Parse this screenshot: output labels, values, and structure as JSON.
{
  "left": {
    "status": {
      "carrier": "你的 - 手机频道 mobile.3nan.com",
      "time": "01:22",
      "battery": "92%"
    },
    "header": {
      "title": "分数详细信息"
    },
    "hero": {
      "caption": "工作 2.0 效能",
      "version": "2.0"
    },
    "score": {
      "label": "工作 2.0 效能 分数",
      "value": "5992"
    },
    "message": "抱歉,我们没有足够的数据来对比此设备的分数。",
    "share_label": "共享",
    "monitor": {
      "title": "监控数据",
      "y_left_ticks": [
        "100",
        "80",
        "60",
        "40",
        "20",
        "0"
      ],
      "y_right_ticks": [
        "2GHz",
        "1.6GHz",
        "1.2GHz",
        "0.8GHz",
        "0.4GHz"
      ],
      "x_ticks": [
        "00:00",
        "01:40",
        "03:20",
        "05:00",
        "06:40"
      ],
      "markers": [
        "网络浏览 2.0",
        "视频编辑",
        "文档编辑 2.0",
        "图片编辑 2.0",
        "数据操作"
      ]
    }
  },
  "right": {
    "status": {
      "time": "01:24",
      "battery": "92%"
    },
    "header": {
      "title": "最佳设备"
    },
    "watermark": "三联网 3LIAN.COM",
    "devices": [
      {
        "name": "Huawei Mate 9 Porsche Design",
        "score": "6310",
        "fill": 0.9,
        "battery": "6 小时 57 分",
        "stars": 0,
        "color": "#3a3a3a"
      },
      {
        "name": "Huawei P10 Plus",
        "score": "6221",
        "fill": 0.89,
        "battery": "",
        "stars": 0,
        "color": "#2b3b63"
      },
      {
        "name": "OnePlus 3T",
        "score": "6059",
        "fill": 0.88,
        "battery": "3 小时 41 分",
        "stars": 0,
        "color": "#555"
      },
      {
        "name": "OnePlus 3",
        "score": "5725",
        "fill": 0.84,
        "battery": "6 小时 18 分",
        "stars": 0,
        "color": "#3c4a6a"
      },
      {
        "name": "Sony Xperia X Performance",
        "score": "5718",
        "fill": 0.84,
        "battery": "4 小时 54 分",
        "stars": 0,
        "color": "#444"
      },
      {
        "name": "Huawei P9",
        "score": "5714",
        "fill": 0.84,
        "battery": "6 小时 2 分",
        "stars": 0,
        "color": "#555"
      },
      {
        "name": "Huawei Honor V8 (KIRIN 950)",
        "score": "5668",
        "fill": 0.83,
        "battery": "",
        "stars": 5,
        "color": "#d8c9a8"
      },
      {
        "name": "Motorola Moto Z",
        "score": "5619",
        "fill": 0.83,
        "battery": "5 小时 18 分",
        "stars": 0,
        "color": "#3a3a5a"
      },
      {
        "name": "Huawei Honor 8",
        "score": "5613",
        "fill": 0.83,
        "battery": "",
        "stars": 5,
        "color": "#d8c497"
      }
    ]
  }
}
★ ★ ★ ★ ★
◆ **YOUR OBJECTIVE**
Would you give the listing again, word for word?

◆ **TASK SOLUTION**
Parse this screenshot: output labels, values, and structure as JSON.
{
  "left": {
    "status": {
      "carrier": "你的 - 手机频道 mobile.3nan.com",
      "time": "01:22",
      "battery": "92%"
    },
    "header": {
      "title": "分数详细信息"
    },
    "hero": {
      "caption": "工作 2.0 效能",
      "version": "2.0"
    },
    "score": {
      "label": "工作 2.0 效能 分数",
      "value": "5992"
    },
    "message": "抱歉,我们没有足够的数据来对比此设备的分数。",
    "share_label": "共享",
    "monitor": {
      "title": "监控数据",
      "y_left_ticks": [
        "100",
        "80",
        "60",
        "40",
        "20",
        "0"
      ],
      "y_right_ticks": [
        "2GHz",
        "1.6GHz",
        "1.2GHz",
        "0.8GHz",
        "0.4GHz"
      ],
      "x_ticks": [
        "00:00",
        "01:40",
        "03:20",
        "05:00",
        "06:40"
      ],
      "markers": [
        "网络浏览 2.0",
        "视频编辑",
        "文档编辑 2.0",
        "图片编辑 2.0",
        "数据操作"
      ]
    }
  },
  "right": {
    "status": {
      "time": "01:24",
      "battery": "92%"
    },
    "header": {
      "title": "最佳设备"
    },
    "watermark": "三联网 3LIAN.COM",
    "devices": [
      {
        "name": "Huawei Mate 9 Porsche Design",
        "score": "6310",
        "fill": 0.9,
        "battery": "6 小时 57 分",
        "stars": 0,
        "color": "#3a3a3a"
      },
      {
        "name": "Huawei P10 Plus",
        "score": "6221",
        "fill": 0.89,
        "battery": "",
        "stars": 0,
        "color": "#2b3b63"
      },
      {
        "name": "OnePlus 3T",
        "score": "6059",
        "fill": 0.88,
        "battery": "3 小时 41 分",
        "stars": 0,
        "color": "#555"
      },
      {
        "name": "OnePlus 3",
        "score": "5725",
        "fill": 0.84,
        "battery": "6 小时 18 分",
        "stars": 0,
        "color": "#3c4a6a"
      },
      {
        "name": "Sony Xperia X Performance",
        "score": "5718",
        "fill": 0.84,
        "battery": "4 小时 54 分",
        "stars": 0,
        "color": "#444"
      },
      {
        "name": "Huawei P9",
        "score": "5714",
        "fill": 0.84,
        "battery": "6 小时 2 分",
        "stars": 0,
        "color": "#555"
      },
      {
        "name": "Huawei Honor V8 (KIRIN 950)",
        "score": "5668",
        "fill": 0.83,
        "battery": "",
        "stars": 5,
        "color": "#d8c9a8"
      },
      {
        "name": "Motorola Moto Z",
        "score": "5619",
        "fill": 0.83,
        "battery": "5 小时 18 分",
        "stars": 0,
        "color": "#3a3a5a"
      },
      {
        "name": "Huawei Honor 8",
        "score": "5613",
        "fill": 0.83,
        "battery": "",
        "stars": 5,
        "color": "#d8c497"
      }
    ]
  }
}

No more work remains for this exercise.